Data under study:
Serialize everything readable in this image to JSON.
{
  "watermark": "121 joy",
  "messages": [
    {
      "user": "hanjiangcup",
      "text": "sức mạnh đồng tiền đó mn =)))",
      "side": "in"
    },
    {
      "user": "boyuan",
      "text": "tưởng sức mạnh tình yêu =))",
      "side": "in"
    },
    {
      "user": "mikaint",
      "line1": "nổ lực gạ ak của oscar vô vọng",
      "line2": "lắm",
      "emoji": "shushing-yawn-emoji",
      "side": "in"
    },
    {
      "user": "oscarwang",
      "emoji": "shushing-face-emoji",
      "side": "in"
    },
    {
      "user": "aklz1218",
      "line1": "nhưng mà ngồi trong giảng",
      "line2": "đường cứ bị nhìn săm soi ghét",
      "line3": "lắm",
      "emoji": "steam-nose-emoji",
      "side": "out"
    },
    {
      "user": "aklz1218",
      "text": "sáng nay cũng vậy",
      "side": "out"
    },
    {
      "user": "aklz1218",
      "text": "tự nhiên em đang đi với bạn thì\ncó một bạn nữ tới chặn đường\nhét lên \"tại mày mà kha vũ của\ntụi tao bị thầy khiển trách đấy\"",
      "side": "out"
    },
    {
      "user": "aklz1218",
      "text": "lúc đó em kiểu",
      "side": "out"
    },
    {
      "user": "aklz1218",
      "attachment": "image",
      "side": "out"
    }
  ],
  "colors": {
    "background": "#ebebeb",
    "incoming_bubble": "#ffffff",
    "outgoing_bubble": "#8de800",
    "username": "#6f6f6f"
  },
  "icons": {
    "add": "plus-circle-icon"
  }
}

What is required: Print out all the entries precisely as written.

Solution to this problem:
Serialize everything readable in this image to JSON.
{
  "watermark": "121 joy",
  "messages": [
    {
      "user": "hanjiangcup",
      "text": "sức mạnh đồng tiền đó mn =)))",
      "side": "in"
    },
    {
      "user": "boyuan",
      "text": "tưởng sức mạnh tình yêu =))",
      "side": "in"
    },
    {
      "user": "mikaint",
      "line1": "nổ lực gạ ak của oscar vô vọng",
      "line2": "lắm",
      "emoji": "shushing-yawn-emoji",
      "side": "in"
    },
    {
      "user": "oscarwang",
      "emoji": "shushing-face-emoji",
      "side": "in"
    },
    {
      "user": "aklz1218",
      "line1": "nhưng mà ngồi trong giảng",
      "line2": "đường cứ bị nhìn săm soi ghét",
      "line3": "lắm",
      "emoji": "steam-nose-emoji",
      "side": "out"
    },
    {
      "user": "aklz1218",
      "text": "sáng nay cũng vậy",
      "side": "out"
    },
    {
      "user": "aklz1218",
      "text": "tự nhiên em đang đi với bạn thì\ncó một bạn nữ tới chặn đường\nhét lên \"tại mày mà kha vũ của\ntụi tao bị thầy khiển trách đấy\"",
      "side": "out"
    },
    {
      "user": "aklz1218",
      "text": "lúc đó em kiểu",
      "side": "out"
    },
    {
      "user": "aklz1218",
      "attachment": "image",
      "side": "out"
    }
  ],
  "colors": {
    "background": "#ebebeb",
    "incoming_bubble": "#ffffff",
    "outgoing_bubble": "#8de800",
    "username": "#6f6f6f"
  },
  "icons": {
    "add": "plus-circle-icon"
  }
}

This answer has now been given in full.